Provided records:
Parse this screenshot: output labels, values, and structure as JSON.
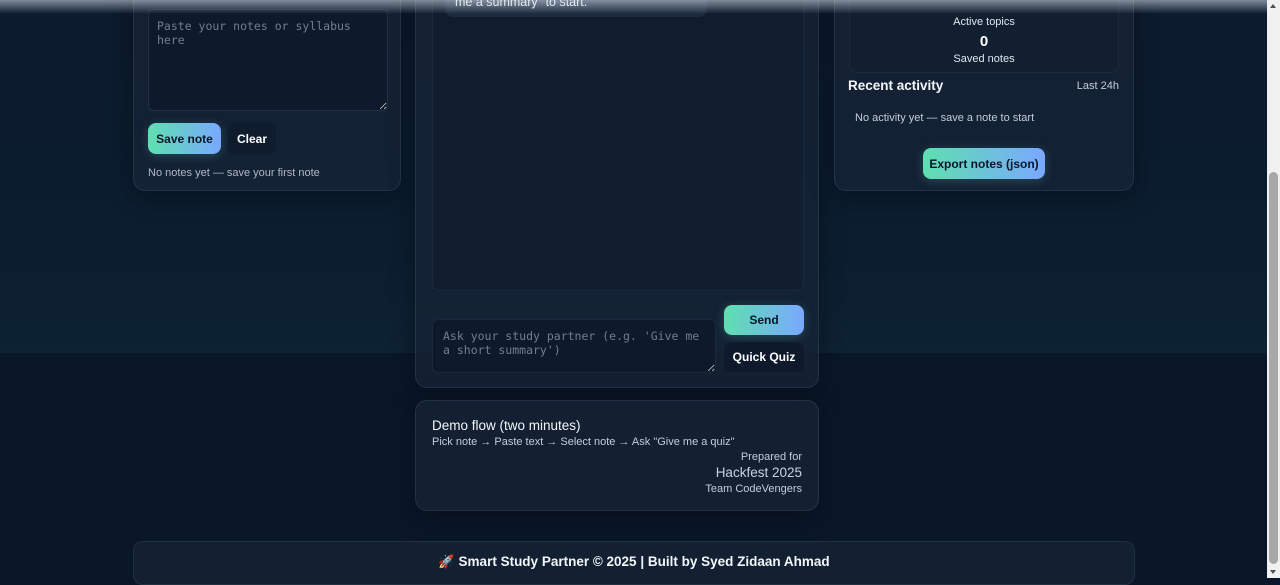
{
  "notes": {
    "placeholder": "Paste your notes or syllabus here",
    "save_label": "Save note",
    "clear_label": "Clear",
    "empty_text": "No notes yet — save your first note"
  },
  "chat": {
    "bubble_text": "me a summary\" to start.",
    "input_placeholder": "Ask your study partner (e.g. 'Give me a short summary')",
    "send_label": "Send",
    "quiz_label": "Quick Quiz"
  },
  "demo": {
    "title": "Demo flow (two minutes)",
    "steps": "Pick note → Paste text → Select note → Ask \"Give me a quiz\"",
    "prepared_for_label": "Prepared for",
    "event": "Hackfest 2025",
    "team": "Team CodeVengers"
  },
  "stats": {
    "active_topics_label": "Active topics",
    "saved_notes_value": "0",
    "saved_notes_label": "Saved notes"
  },
  "activity": {
    "title": "Recent activity",
    "range": "Last 24h",
    "empty_text": "No activity yet — save a note to start",
    "export_label": "Export notes (json)"
  },
  "footer": {
    "icon": "rocket-icon",
    "text": "Smart Study Partner © 2025 | Built by Syed Zidaan Ahmad"
  },
  "colors": {
    "accent_start": "#5ee0b0",
    "accent_end": "#7aa8ff",
    "background": "#0a1628"
  }
}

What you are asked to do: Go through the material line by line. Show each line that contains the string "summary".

Finished exercise:
    "bubble_text": "me a summary\" to start.",
    "input_placeholder": "Ask your study partner (e.g. 'Give me a short summary')",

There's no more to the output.